§ About this task
Extract the listing in its entirety, keeping each line identical to the original.

§ Records shown
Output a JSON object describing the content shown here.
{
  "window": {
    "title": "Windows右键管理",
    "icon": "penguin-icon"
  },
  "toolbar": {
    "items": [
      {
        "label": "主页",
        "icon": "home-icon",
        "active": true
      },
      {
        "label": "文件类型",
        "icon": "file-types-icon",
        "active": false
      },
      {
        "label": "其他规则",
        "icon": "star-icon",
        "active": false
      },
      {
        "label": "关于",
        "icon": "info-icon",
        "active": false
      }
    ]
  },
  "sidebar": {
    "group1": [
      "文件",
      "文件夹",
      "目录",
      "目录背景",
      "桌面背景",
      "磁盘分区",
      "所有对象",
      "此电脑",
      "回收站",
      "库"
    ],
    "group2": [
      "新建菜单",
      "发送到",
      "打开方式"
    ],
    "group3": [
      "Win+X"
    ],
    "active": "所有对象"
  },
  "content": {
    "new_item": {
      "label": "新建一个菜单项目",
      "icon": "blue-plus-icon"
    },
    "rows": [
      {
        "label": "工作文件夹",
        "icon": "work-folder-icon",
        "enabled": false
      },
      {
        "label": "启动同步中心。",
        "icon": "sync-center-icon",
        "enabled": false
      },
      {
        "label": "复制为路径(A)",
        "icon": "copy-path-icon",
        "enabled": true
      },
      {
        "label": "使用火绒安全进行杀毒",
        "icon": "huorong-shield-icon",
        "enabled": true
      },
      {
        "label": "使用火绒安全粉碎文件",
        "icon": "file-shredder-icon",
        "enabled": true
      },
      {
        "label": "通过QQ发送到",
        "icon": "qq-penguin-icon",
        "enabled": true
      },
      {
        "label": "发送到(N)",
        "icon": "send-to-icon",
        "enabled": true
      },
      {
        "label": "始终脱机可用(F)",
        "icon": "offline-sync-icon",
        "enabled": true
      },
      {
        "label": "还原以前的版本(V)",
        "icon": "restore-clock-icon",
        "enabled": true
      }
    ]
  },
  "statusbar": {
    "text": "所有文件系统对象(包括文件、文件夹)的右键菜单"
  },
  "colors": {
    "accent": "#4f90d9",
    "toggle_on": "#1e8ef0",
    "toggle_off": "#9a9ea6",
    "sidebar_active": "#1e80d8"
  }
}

§ Solved problem
Output a JSON object describing the content shown here.
{
  "window": {
    "title": "Windows右键管理",
    "icon": "penguin-icon"
  },
  "toolbar": {
    "items": [
      {
        "label": "主页",
        "icon": "home-icon",
        "active": true
      },
      {
        "label": "文件类型",
        "icon": "file-types-icon",
        "active": false
      },
      {
        "label": "其他规则",
        "icon": "star-icon",
        "active": false
      },
      {
        "label": "关于",
        "icon": "info-icon",
        "active": false
      }
    ]
  },
  "sidebar": {
    "group1": [
      "文件",
      "文件夹",
      "目录",
      "目录背景",
      "桌面背景",
      "磁盘分区",
      "所有对象",
      "此电脑",
      "回收站",
      "库"
    ],
    "group2": [
      "新建菜单",
      "发送到",
      "打开方式"
    ],
    "group3": [
      "Win+X"
    ],
    "active": "所有对象"
  },
  "content": {
    "new_item": {
      "label": "新建一个菜单项目",
      "icon": "blue-plus-icon"
    },
    "rows": [
      {
        "label": "工作文件夹",
        "icon": "work-folder-icon",
        "enabled": false
      },
      {
        "label": "启动同步中心。",
        "icon": "sync-center-icon",
        "enabled": false
      },
      {
        "label": "复制为路径(A)",
        "icon": "copy-path-icon",
        "enabled": true
      },
      {
        "label": "使用火绒安全进行杀毒",
        "icon": "huorong-shield-icon",
        "enabled": true
      },
      {
        "label": "使用火绒安全粉碎文件",
        "icon": "file-shredder-icon",
        "enabled": true
      },
      {
        "label": "通过QQ发送到",
        "icon": "qq-penguin-icon",
        "enabled": true
      },
      {
        "label": "发送到(N)",
        "icon": "send-to-icon",
        "enabled": true
      },
      {
        "label": "始终脱机可用(F)",
        "icon": "offline-sync-icon",
        "enabled": true
      },
      {
        "label": "还原以前的版本(V)",
        "icon": "restore-clock-icon",
        "enabled": true
      }
    ]
  },
  "statusbar": {
    "text": "所有文件系统对象(包括文件、文件夹)的右键菜单"
  },
  "colors": {
    "accent": "#4f90d9",
    "toggle_on": "#1e8ef0",
    "toggle_off": "#9a9ea6",
    "sidebar_active": "#1e80d8"
  }
}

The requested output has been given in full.